Still, there's no denying this thing lacks some of the niceties we got with this M9. The most tragic loss? The front-facing speakers that were a hallmark of HTC's BoomSound experience; there's one grille etched into the A9's bottom edge. While it's not bad as far as single speaker setups go, it doesn't hold a candle to the immersive sound we squeezed out of earlier flagships. The BoomSound flair hasn't disappeared completely, though -- it just evolved. Plugging in a pair of headphones triggers the included Dolby amplifier, adding a little extra oomph and brightness most tracks I threw at it. You can toss 24-bit tunes onto the A9 too if you've got any laying around; I'm stocking up on them while we gear up for a full review. Throw in a 13-megapixel camera with really snappy optical image stabilization and a Pro Mode that supports RAW image capture and we've got a solid competitor for the price. Like it or not, though, HTC considers the A9 the flagship successor to the M9 and will replace it completely in some competitive retail markets.

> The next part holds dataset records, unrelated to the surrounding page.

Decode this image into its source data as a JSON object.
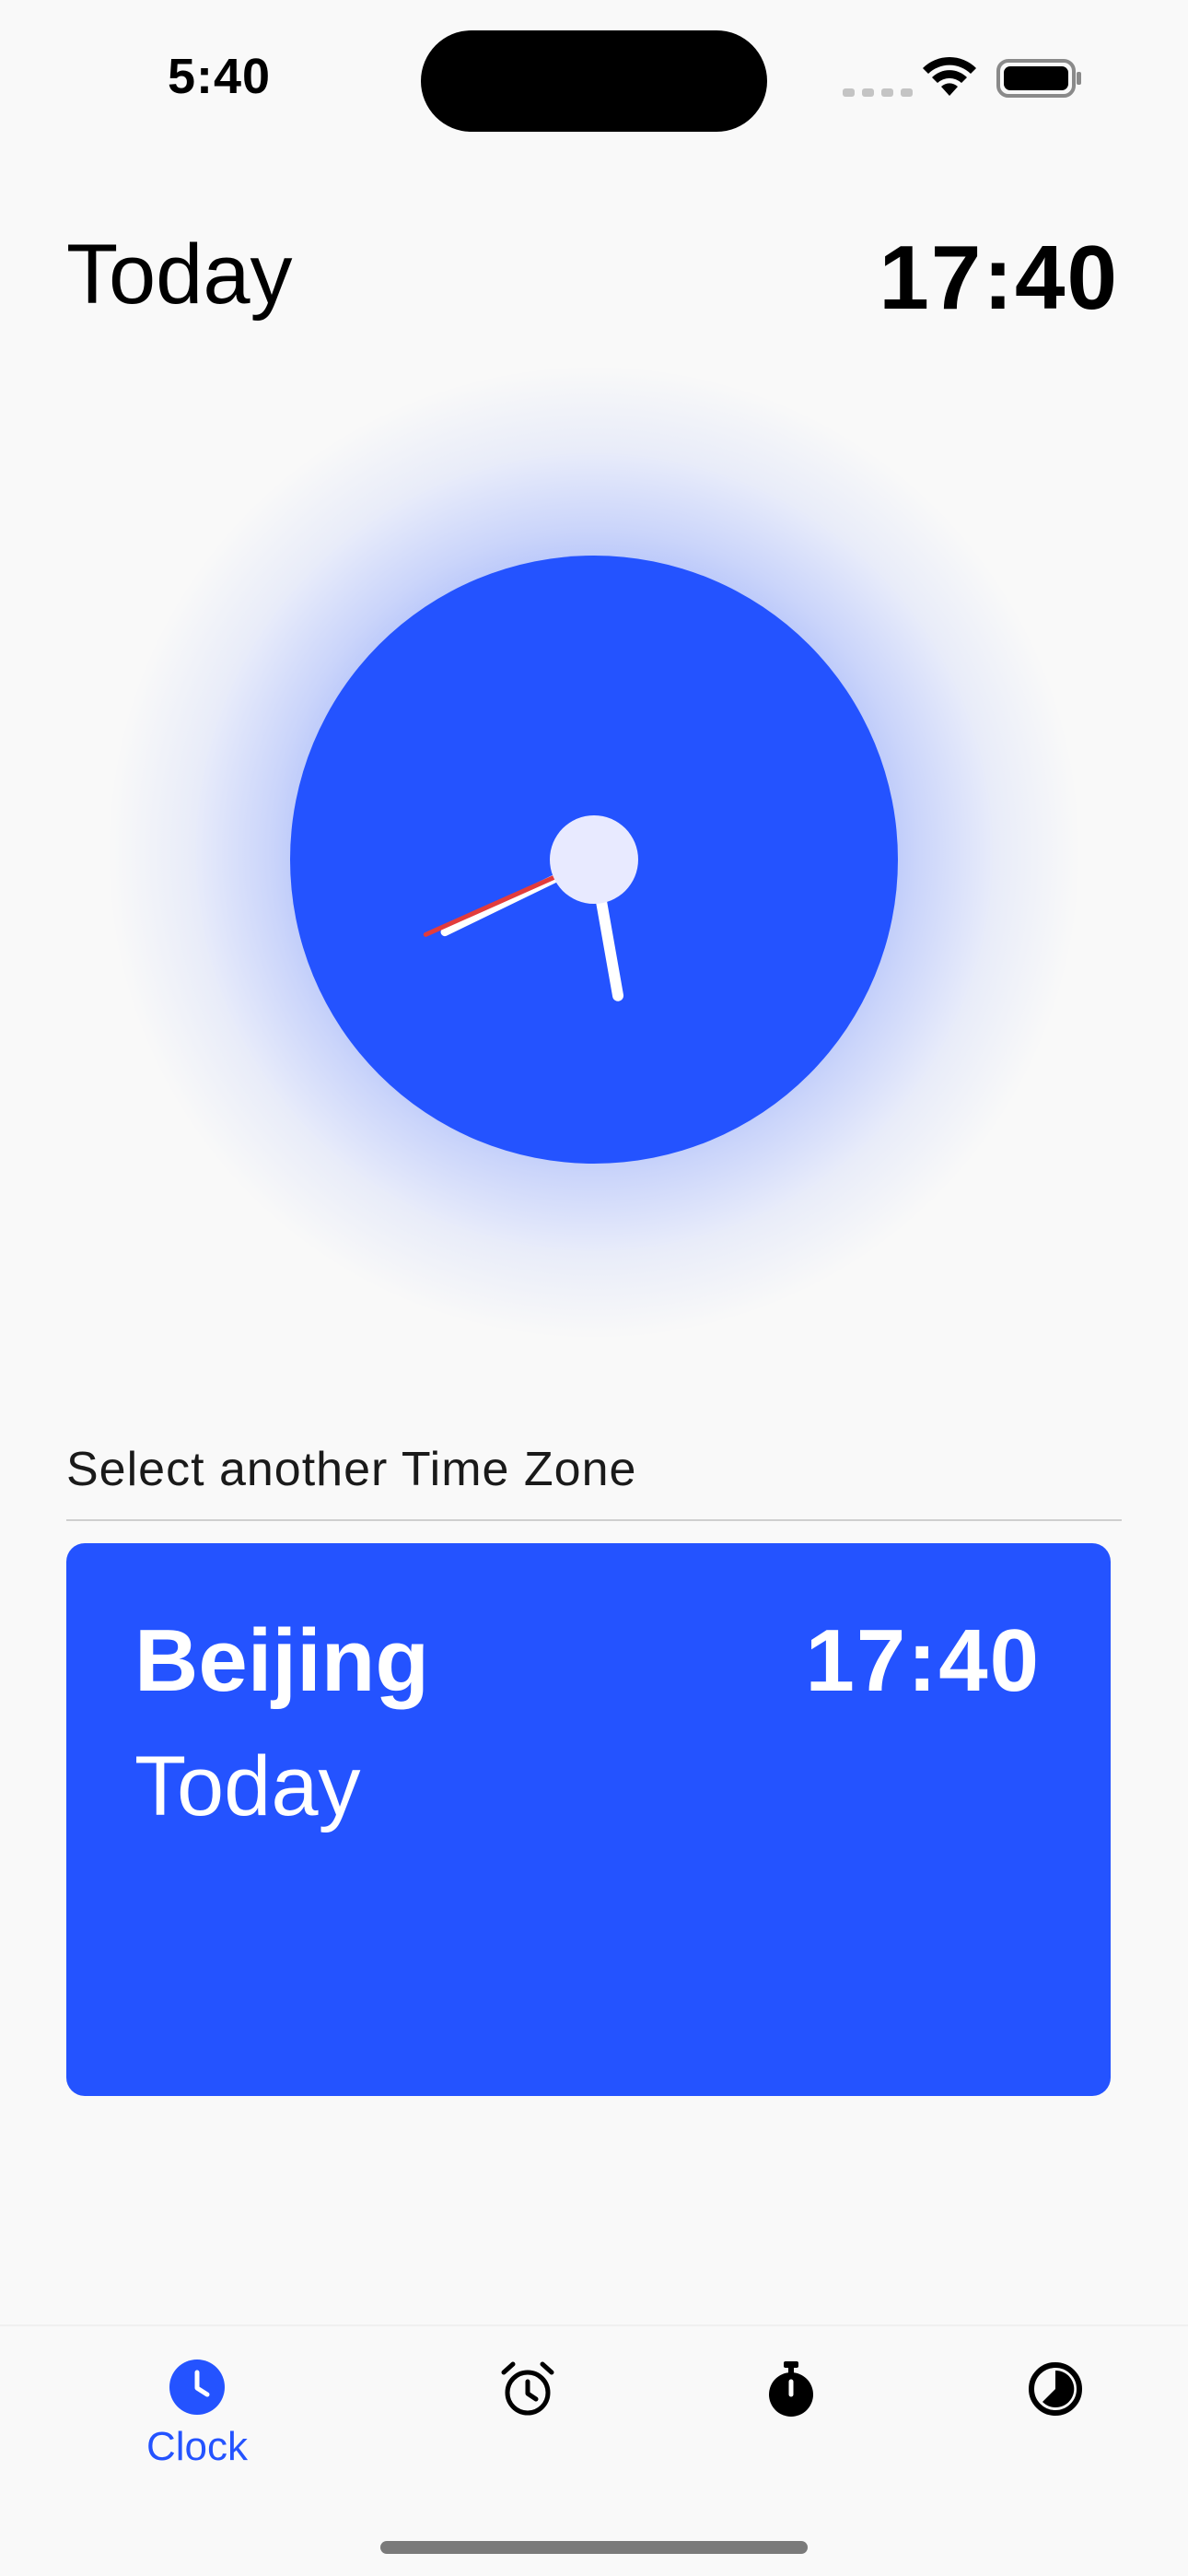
{
  "status_bar": {
    "time": "5:40"
  },
  "header": {
    "day": "Today",
    "time": "17:40"
  },
  "clock": {
    "hour": 17,
    "minute": 40,
    "second": 41,
    "colors": {
      "face": "#2453ff",
      "hands": "#ffffff",
      "second_hand": "#e23c3c",
      "center": "#e8eaff"
    }
  },
  "time_zone": {
    "label": "Select another Time Zone",
    "card": {
      "city": "Beijing",
      "time": "17:40",
      "day": "Today"
    }
  },
  "nav": {
    "items": [
      {
        "label": "Clock",
        "icon": "clock-icon",
        "active": true
      },
      {
        "label": "",
        "icon": "alarm-icon",
        "active": false
      },
      {
        "label": "",
        "icon": "stopwatch-icon",
        "active": false
      },
      {
        "label": "",
        "icon": "timer-icon",
        "active": false
      }
    ]
  },
  "accent_color": "#2453ff"
}
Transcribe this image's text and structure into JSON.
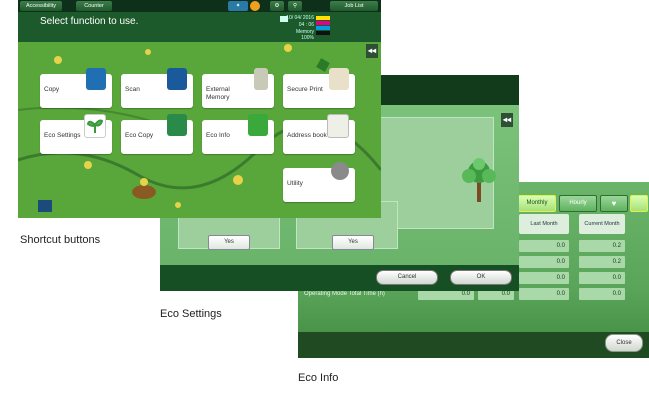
{
  "captions": {
    "shortcut": "Shortcut buttons",
    "eco_settings": "Eco Settings",
    "eco_info": "Eco Info"
  },
  "shortcut_panel": {
    "topbar": {
      "accessibility": "Accessibility",
      "counter": "Counter",
      "job_list": "Job List"
    },
    "title": "Select function to use.",
    "status": {
      "date": "10/ 04/ 2016",
      "time": "04 : 06",
      "memory_label": "Memory",
      "memory_value": "100%"
    },
    "buttons": [
      {
        "label": "Copy",
        "icon": "copy-icon"
      },
      {
        "label": "Scan",
        "icon": "scan-icon"
      },
      {
        "label": "External Memory",
        "icon": "external-memory-icon"
      },
      {
        "label": "Secure Print",
        "icon": "secure-print-icon"
      },
      {
        "label": "Eco Settings",
        "icon": "eco-settings-icon"
      },
      {
        "label": "Eco Copy",
        "icon": "eco-copy-icon"
      },
      {
        "label": "Eco Info",
        "icon": "eco-info-icon"
      },
      {
        "label": "Address book",
        "icon": "address-book-icon"
      },
      {
        "label": "Utility",
        "icon": "utility-icon"
      }
    ],
    "colors": {
      "accent": "#59a63a",
      "header": "#1d5a2b"
    }
  },
  "eco_settings_panel": {
    "yes_left": "Yes",
    "yes_right": "Yes",
    "cancel": "Cancel",
    "ok": "OK",
    "collapse": "◂◂"
  },
  "eco_info_panel": {
    "tabs": {
      "monthly": "Monthly",
      "hourly": "Hourly"
    },
    "columns": {
      "last_month": "Last Month",
      "current_month": "Current Month"
    },
    "row_label": "Operating Mode Total Time (h)",
    "values": [
      {
        "last_month": "0.0",
        "current_month": "0.2"
      },
      {
        "last_month": "0.0",
        "current_month": "0.2"
      },
      {
        "last_month": "0.0",
        "current_month": "0.0"
      },
      {
        "last_month": "0.0",
        "current_month": "0.0"
      }
    ],
    "left_values": [
      "0.0",
      "0.0"
    ],
    "close": "Close"
  }
}
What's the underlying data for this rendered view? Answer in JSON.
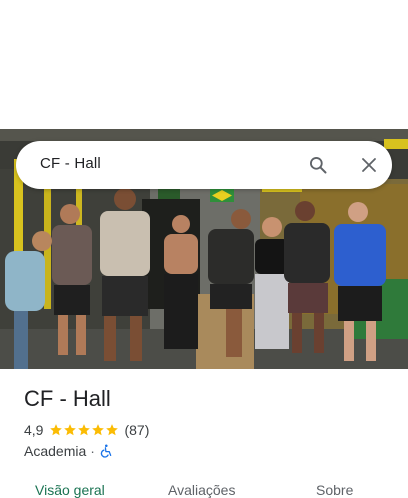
{
  "search": {
    "query": "CF - Hall",
    "search_icon": "search-icon",
    "close_icon": "close-icon"
  },
  "place": {
    "title": "CF - Hall",
    "rating": "4,9",
    "rating_stars": 5,
    "review_count": "(87)",
    "category": "Academia",
    "separator": "·",
    "accessibility_icon": "wheelchair-icon"
  },
  "tabs": [
    {
      "label": "Visão geral",
      "active": true
    },
    {
      "label": "Avaliações",
      "active": false
    },
    {
      "label": "Sobre",
      "active": false
    }
  ],
  "colors": {
    "star": "#fbbc04",
    "active_tab": "#1a7352",
    "accessibility": "#1a73e8"
  }
}
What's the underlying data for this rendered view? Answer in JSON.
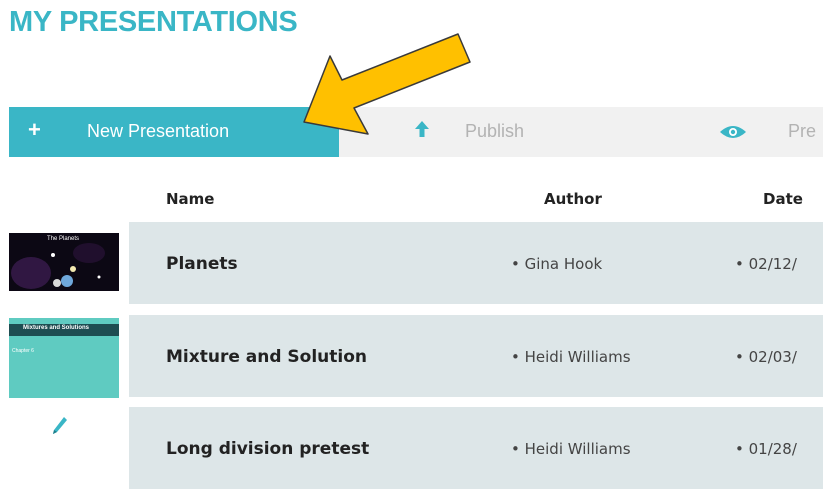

And yes, the A9 is reminiscent of another phone, too -- perhaps disturbingly so. HTC is well aware that people are calling the A9 an iPhone copy, and really, who could blame them? The similarities -- a rounded all-metal chassis, a single speaker, the round camera setup (compared to the M9's charming squircle) -- are hard to miss. In particular, the company knows the parallel placement of the A9's polycarbonate antenna bands looks a lot like the iPhone 6's, but HTC made those a thing first. In fairness, there's a lot going on here that's doesn't feel Apple-y in origin. The textured power button adds some much needed tactile difference from the smooth volume rocker above it, and HTC's mastery of metal shines with an aircraft-grade aluminum that has two distinct tactile feels on the A9's back and sides. If there's one thing HTC knows how to do, it's how to build a device with impeccable fit and finish.
With the A9, HTC is doing a lot of insisting -- it is a flagship, it isn't an iPhone clone, and so on. Ultimately, though, that's not their decision to make. It's ours. After a bit of playtime, it's clear that HTC has had time to reflect on what they're good at and what smartphone shoppers want. The end result is a phone that seems like a solid -- if kind of safe -- next step for a company on the brink. What's not clear is whether the A9 actually has the power to win the hearts, minds and wallets needed to restore HTC's former glory.